Daegu, Korea – Dwight Phillips came to Daegu with little more than a formidable reputation and walked away with his fourth Long Jump gold medal in five championships.
After Australia’s Mitchell Watt, the World leader this year, could manage only an 8.06 on his final jump, Phillips had the luxury of sprinting down the runway one last time with nothing but the gold medal on his mind. He ran through the pit and pulled off his bib number – ‘1111’ – and held it up to the photographers.
Phillips and Watt took contrasting paths through the year. Phillips competed in the Shanghai Samsung Diamond League meeting, finishing fourth behind the Australian, and after failing to qualify by right at the US championships used his champion’s wild card to get to the championships.
But he was good when it mattered most, producing a season’s best 8.32 metres in qualifying and then going 8.31 and 8.45 with his first two jumps of the final to, as it turned out, wrap up the gold medal by the end of the second round.
Watt has ruled the roost most of the year, jumping a World lead 8.44 in the Australian Championships, improving it to 8.54 in Stockholm at the end of July. But he has also been battling an ankle injury in his take-off leg.
Tonight, the Australian fouled his first jump, leapt 8.33 on his second – the silver medal distance – but then was unable to improve. Twice he ran through the pit, and the last-round 8.06 was his only decent jump of the last four.
Watt bounded from near obscurity to a bronze medal in 2009, missed most of 2010 injured, has been the World leader since early in 2011. But the gold medal proved a jump too far and though he achieved the best-ever result by an Australian at a World Championships – and equalled the best ever at an Olympics – the loss of the gold will hurt.
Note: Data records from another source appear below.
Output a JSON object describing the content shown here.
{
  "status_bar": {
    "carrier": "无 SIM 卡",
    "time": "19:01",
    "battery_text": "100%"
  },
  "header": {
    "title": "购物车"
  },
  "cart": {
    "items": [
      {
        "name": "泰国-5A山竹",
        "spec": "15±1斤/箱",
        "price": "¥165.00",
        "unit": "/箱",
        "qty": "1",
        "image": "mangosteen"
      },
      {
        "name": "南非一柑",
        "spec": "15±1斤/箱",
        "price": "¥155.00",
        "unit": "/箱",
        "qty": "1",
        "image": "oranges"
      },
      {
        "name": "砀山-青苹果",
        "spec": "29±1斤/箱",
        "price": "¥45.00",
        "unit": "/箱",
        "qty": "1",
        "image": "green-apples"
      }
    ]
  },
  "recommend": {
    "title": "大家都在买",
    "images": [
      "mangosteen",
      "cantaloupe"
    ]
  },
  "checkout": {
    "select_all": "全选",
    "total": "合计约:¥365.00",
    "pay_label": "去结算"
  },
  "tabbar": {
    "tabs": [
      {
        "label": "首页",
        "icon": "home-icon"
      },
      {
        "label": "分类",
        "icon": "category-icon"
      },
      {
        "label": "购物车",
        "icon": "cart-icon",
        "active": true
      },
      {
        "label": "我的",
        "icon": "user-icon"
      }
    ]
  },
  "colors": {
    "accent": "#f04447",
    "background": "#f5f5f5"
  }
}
Ngonidzashe Makusha finished third with 8.29 to take Zimbabwe’s first-ever medal at a World Championships. The 24-year-old, who also made the 100 metres semi-finals here, could have had an even better result – his 8.14 in the third round came from 26 centimetres behind the board.
The three medallists had all produced their best jump by the end of the second round and the competition petered out somewhat from there. Yahya Berrabah of Morocco took fourth with 8.23 (another second round jump); none of the top eight improved in the last four rounds.
Still, there was an air of generational change, with Watt only 23 and three 20-year-olds – Luvo Manyonga of South Africa in fifth place, Aleksandr Menkov of Russia in sixth and Will Claye of USA, ninth – in the final. Claye was coming back from the qualifying rounds of the Triple Jump this morning (he reached the final).
For the moment, though, 33-year-old Dwight Phillips rules the event.
Kim Deokhyeon was unable to take his place in the final. He is the only Korean athlete to qualify for a place in a final in Daegu; Kim Hyunsub finished sixth in the out-of-stadium men’s 20km road walk.
Len Johnson for the IAAF
- Dwight Phillips of the USA celebrates victory in the men's long jump final (Getty Images) © Copyright
- Dwight Phillips of United States competes in the men's long jump qualification round during day six (Getty Images) © Copyright